Several recent Options 101 articles have explored capabilities you might consider when evaluating online brokerages. One that I appreciate with my current options trading platform is the ability to open one strike and close another by placing a single order. Let's look at what I mean.

Hypothetical Hedged RUT Butterfly Trade on Friday, June 20, Graph by OptionNet Explorer:

By 30 minutes before the close, a typical adjustment time of day for many option traders, the RUT's price had moved slightly beyond the upper expiration breakeven of this hypothetical position. Because this trade is hedged on the upside with call debit spreads, the climb had not produced any significant pain.

It appeared possible that the RUT could be climbing to challenge its March 4 intraday high of 1212.82, but perhaps our hypothetical trader preferred not to move butterflies higher until after the trader watched for a test of that previous high. Perhaps that test would fail, that trader might have recognized. Just by eyeballing that expiration graph, we can see that a potential move up to challenge that previous 1212.82 high wasn't going to do terrible harm to anything but the trader's anxiety levels.

However, delta was negative and some harm would be done, perhaps slightly offset by a decline in implied volatilities. What if our hypothetical trader wanted to do something to raise the deltas without trying to move those butterflies in the last few minutes of trading?

One possibility would be to roll up the call debit spreads, closing the ones that have made some profit and opening new--and cheaper--ones at higher strikes. On some online platforms, that action can be performed in a single order, condor-rolling the debit spreads higher. Those platforms offering this capability may actually be going through some extra machinations to execute the order, but you've been able to set up a single order in your interface with the platform.

I'll show you what I mean by condor-rolling credit spreads, using OptionNet Explorer's options chains. The strikes showing positions in blue are current positions in the hypothetical trade: the strikes showing positions in green are the ones showing the condor roll. Note that not all the strikes are shown for the put butterfly itself since we're focusing on the call debit spreads.

Condor-rolling Call Debit Spreads Higher, Table by OptionNet Explorer:

The order for a 7-contract condor includes the following actions: buy-to-close 7 1140 calls, buy-to-open 7 1150 calls, buy to close 7 1160 calls, and sell-to-open 7 1170 calls.
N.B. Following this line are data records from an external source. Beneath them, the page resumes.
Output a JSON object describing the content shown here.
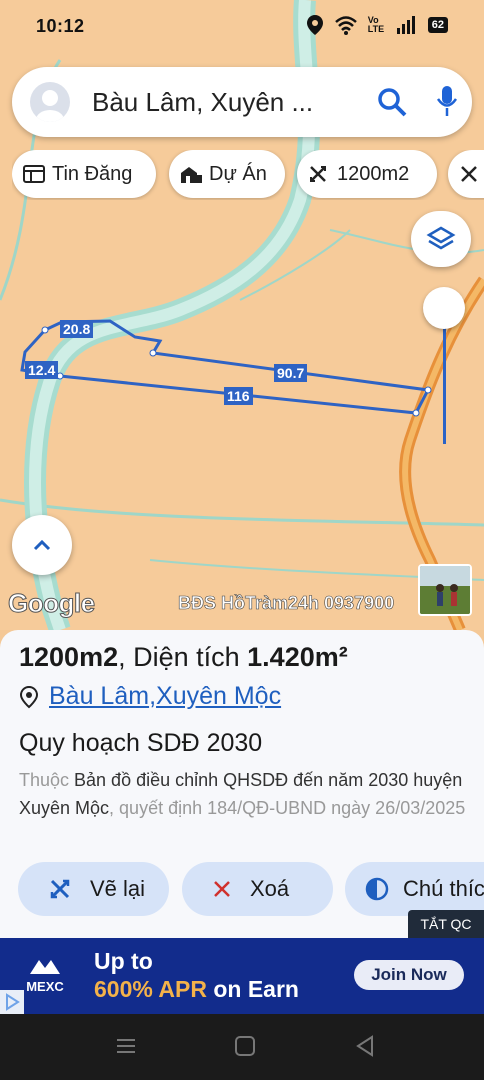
{
  "status_bar": {
    "time": "10:12",
    "volte": "Vo LTE",
    "battery": "62"
  },
  "search": {
    "text": "Bàu Lâm, Xuyên ..."
  },
  "chips": [
    {
      "label": "Tin Đăng",
      "icon": "listing-icon"
    },
    {
      "label": "Dự Án",
      "icon": "project-icon"
    },
    {
      "label": "1200m2",
      "icon": "area-icon"
    }
  ],
  "map": {
    "dimensions": [
      "20.8",
      "12.4",
      "90.7",
      "116"
    ],
    "google": "Google",
    "watermark": "BĐS HồTràm24h 0937900",
    "parcel_color": "#2e63c4",
    "road_color": "#f0a43a",
    "zone_color": "#9fd6c8"
  },
  "sheet": {
    "title_name": "1200m2",
    "title_sep": ", Diện tích ",
    "title_area": "1.420m²",
    "location_1": "Bàu Lâm",
    "location_sep": ", ",
    "location_2": "Xuyên Mộc",
    "plan_title": "Quy hoạch SDĐ 2030",
    "desc_prefix": "Thuộc ",
    "desc_map": "Bản đồ điều chỉnh QHSDĐ đến năm 2030 huyện Xuyên Mộc",
    "desc_suffix": ", quyết định 184/QĐ-UBND ngày 26/03/2025"
  },
  "actions": {
    "redraw": "Vẽ lại",
    "delete": "Xoá",
    "legend": "Chú thích"
  },
  "ad": {
    "close_label": "TẮT QC",
    "logo": "MEXC",
    "headline_line1": "Up to",
    "headline_accent": "600% APR",
    "headline_rest": " on Earn",
    "cta": "Join Now",
    "bg_color": "#122c8c",
    "accent_color": "#f3b24a"
  }
}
Because the original 1140/1160 call debit spread is worth more than the new 1150/1170 call debit spread, the order will result in a credit, and the max loss/margin held is reduced. Delta is raised from -20.78 to a more neutral 0.18. The new expiration chart will look a little wonky, but theta, vega and gamma are not greatly impacted.

New Expiration Graph in Hypothetical Trade, Showing the Effect of Condor Rolling the Call Debit Spreads Higher, Graph by OptionNet Explorer:

Many traders could have slept easily after such an adjustment that Friday, without worrying about a rally that next Monday morning. They could watch how an upside test played out and then moved those butterflies if the upside test was successful and the RUT broke through. I did have a live trade, a bigger one, and I personally don't like to let prices push outside the expiration breakeven less than a month before the options expire. Therefore, I had made a different choice that Friday, moving a few but not all of my butterflies so I could safely watch the test play out. However, I do sometimes butterfly-roll or condor-roll my call debit spreads higher and wanted to demonstrate a case when the tactic might at least have been considered.

Not all traders can consider such condor rolls, however. Their brokerages may not allow them to place trades online that close and open various strikes in the same order. In the condor roll shown, two strikes were being closed while two were being opened. On some platforms, this trade would have had to be broken into its two component parts, into two separate orders. The selling of the original call debit spread and the buying of the new one would have had to have been done in two separate orders.

In one online brokerage I used, such butterfly-rolling or condor-rolling orders would have been kicked out on the online platform, but I could call the trading desk and get them to override it and place that trade. The trouble was, if the trade didn't fill and the limit for the order needed to be adjusted, I would have to call them back. Precious time was lost.

It's of course possible to move those call debit spreads with two separate orders, but that risks more slippage. Of course, the converse to that concern is that in fast-market conditions, it's probably going to be impossible to butterfly-roll or condor-roll those debit spreads higher or lower, and the trades would have to be broken apart if there was going to be any hope of getting them filled.

Perhaps your style of trading would never include such trades as demonstrated above. Perhaps you just never thought of such trades and might want to consider them now but don't know what would be allowed on your platform. Thinking about how you trade is always necessary when you're evaluating a new platform. You don't need to agonize over the unavailability of a capability that you'll never use anyway. You do need to evaluate the various pros and cons of a platform if you think you'd occasionally use a specific tactic that is not allowed on that platform, and you must devise a workaround. Is something else that the platform does allow far more important?

Linda Piazza